UScooters’ Instagram page is loaded with beautiful women standing beside scooters, and they look ridiculous. Justin Bieber got his hands on one-he’s friends with a guy who helped Ducorsky put together the UScooters name-as well as he couldn’t pull it well. “If it is possible to park it inside your cubicle or fold it in your man-purse,” Details has warned, “it is just not something you wish to be observed riding.”

Scooters aren’t cool. What’s cool today is hoverboards. They’re not so not the same as scooters-they run on electricity, are pretty much light enough to get, and will easily fit into a closet-but hoverboards have got off and hit a degree of social acceptability that eludes scooters. It’s tough to say the reason why. Maybe it’s the association with kids’ toys. Maybe it’s that hoverboards make people imagine floating as well as the future, and scooters are the same as that game in which you hit the hoop having a stick. Whatever your reason, it’s undeniable.

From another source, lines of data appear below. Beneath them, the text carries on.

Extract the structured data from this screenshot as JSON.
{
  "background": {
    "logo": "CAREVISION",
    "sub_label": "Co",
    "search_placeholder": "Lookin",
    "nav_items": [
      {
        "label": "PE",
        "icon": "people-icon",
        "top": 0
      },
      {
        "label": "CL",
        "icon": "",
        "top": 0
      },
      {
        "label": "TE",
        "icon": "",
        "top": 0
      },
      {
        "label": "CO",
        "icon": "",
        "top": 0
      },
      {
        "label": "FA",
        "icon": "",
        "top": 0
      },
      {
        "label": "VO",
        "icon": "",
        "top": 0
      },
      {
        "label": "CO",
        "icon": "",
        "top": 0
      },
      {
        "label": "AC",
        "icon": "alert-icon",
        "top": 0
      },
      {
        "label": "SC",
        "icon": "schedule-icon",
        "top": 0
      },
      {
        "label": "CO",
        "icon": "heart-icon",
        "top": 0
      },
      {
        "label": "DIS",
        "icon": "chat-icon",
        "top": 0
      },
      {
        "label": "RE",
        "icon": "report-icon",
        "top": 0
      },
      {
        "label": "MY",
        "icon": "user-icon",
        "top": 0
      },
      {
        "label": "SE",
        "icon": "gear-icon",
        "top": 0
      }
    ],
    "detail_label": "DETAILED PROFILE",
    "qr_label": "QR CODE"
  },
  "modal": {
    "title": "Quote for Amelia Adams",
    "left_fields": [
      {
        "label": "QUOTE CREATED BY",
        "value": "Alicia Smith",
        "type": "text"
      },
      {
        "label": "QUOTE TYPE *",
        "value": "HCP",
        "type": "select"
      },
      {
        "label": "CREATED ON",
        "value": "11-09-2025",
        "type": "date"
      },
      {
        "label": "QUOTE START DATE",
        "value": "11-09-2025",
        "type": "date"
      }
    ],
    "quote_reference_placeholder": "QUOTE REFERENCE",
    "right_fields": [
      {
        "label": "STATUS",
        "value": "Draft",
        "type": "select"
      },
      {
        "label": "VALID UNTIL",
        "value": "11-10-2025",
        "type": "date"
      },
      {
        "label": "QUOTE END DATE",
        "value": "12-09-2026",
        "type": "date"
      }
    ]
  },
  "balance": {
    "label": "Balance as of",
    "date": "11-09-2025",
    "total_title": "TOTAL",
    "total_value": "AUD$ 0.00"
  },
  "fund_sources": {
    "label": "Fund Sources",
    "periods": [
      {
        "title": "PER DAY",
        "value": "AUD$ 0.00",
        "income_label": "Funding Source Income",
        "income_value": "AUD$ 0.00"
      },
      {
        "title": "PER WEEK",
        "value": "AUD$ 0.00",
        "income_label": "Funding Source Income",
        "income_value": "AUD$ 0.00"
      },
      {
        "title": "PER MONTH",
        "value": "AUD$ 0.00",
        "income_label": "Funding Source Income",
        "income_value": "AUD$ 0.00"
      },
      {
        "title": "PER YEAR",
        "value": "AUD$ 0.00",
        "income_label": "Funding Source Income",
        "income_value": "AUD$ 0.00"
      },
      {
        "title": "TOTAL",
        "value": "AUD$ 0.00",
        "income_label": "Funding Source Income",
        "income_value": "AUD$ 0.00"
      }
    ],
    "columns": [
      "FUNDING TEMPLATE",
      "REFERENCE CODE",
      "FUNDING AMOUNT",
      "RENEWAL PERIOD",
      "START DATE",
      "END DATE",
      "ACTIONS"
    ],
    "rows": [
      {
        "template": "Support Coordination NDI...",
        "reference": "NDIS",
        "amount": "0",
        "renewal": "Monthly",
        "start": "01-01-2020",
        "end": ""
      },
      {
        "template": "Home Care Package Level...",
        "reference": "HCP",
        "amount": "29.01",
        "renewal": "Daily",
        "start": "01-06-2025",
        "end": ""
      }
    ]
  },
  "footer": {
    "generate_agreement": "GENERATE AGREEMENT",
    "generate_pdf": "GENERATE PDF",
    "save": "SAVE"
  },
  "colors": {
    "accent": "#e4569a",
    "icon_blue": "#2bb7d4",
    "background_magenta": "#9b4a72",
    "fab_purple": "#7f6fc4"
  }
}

The truth for scooters gets even harder to create if you consider the costs, that are greater in comparison to the $200 or so that you can snag a hoverboards with. Ducorsky defends the $999 value of the UScooter because the rightful price of creating a safe product (you already know, one who won’t catch on fire). Also, he notes that hoverboards are harder dexmpky62 ride, can’t handle hills, and so are far more toy than transport. Plus, even in a grand, the UScooter is probably the cheaper electric kick scooters on the market. EcoReco’s M5 costs $1,250; a similar model from Go-Ped is around $1,500.

These scooters are all beginning to hit American shores, all banking about the same thing: That there are several people seeking a faster, easier method of getting to the supermarket or perhaps the subway station. They’re hoping that scooters are just the right blend of powerful, portable, and useful. They’re also hoping to handle some important questions on where one can and can’t legally ride electric assist bike. Ducorsky would like to sell UScooters for your needs and me, but he’s also imagining them as a great way for pilots to acquire around airports, for cruise patrons to find out the sights on shore, and then for managers to obtain around factories. “There are so many markets with this thing,” he says. It’s tough to disagree.

There are several reasons these scooters are an excellent idea, and I almost have to have one myself. There’s just one big problem left: scooters are lame. And when Justin Bieber can’t cause you to cool, so what can?